(Data records for software interfaces)
============

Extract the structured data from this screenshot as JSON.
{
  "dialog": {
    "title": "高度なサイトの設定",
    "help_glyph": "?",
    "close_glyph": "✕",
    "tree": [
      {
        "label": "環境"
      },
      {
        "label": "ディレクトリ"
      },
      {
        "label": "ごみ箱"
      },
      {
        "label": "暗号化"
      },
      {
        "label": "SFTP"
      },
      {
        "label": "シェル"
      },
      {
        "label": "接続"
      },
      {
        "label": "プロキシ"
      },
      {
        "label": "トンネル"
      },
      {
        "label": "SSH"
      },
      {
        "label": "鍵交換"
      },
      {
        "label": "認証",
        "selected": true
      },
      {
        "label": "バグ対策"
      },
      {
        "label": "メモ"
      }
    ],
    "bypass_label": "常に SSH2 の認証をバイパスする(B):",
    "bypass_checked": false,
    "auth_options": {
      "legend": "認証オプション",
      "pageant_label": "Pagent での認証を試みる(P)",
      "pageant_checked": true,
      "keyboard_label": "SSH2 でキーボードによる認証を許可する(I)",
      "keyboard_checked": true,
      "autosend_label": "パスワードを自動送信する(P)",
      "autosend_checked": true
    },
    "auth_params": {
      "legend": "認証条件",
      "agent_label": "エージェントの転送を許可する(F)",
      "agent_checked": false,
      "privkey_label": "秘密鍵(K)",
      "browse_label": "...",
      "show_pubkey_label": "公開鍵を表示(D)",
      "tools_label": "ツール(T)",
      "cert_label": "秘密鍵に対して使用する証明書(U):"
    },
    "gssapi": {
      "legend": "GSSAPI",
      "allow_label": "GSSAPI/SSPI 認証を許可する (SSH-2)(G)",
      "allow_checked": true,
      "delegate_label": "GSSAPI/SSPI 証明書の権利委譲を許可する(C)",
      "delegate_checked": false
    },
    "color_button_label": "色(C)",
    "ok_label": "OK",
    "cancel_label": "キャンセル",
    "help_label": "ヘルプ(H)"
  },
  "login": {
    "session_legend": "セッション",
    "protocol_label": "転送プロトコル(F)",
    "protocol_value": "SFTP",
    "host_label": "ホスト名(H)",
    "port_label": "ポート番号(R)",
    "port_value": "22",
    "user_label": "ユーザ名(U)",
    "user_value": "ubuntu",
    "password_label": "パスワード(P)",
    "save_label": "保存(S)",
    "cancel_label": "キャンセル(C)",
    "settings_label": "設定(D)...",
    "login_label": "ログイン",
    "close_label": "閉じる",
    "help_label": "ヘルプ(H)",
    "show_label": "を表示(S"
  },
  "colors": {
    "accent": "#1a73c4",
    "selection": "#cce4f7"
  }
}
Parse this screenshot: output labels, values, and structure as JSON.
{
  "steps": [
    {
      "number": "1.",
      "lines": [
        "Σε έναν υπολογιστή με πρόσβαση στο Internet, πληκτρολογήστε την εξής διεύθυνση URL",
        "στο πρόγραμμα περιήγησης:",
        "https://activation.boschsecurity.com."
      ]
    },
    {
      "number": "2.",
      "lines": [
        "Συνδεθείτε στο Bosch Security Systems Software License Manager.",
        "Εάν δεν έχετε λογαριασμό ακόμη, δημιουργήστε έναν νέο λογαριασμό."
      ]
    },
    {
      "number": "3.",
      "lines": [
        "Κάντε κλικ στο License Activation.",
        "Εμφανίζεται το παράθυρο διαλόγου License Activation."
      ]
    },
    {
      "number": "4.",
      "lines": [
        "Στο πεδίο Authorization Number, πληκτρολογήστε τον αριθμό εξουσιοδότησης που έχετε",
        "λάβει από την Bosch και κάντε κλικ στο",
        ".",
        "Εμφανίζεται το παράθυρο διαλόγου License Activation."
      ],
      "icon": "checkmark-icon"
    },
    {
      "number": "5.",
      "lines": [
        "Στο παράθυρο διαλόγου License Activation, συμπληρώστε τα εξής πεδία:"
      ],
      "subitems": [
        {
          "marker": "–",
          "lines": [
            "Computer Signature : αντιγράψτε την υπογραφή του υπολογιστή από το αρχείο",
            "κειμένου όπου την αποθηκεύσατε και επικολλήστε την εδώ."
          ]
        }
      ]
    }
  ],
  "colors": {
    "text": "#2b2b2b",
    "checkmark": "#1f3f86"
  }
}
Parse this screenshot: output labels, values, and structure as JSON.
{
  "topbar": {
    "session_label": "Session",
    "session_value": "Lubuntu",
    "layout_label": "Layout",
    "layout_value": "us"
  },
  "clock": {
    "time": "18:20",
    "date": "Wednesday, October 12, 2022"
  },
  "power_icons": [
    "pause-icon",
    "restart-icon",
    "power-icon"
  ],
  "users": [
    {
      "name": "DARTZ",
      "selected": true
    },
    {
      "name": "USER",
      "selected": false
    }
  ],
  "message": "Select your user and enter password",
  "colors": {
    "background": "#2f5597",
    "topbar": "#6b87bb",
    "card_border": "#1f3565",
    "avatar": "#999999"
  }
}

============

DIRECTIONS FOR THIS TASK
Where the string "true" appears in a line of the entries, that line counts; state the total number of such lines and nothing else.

OUTPUT OF THE TASK
6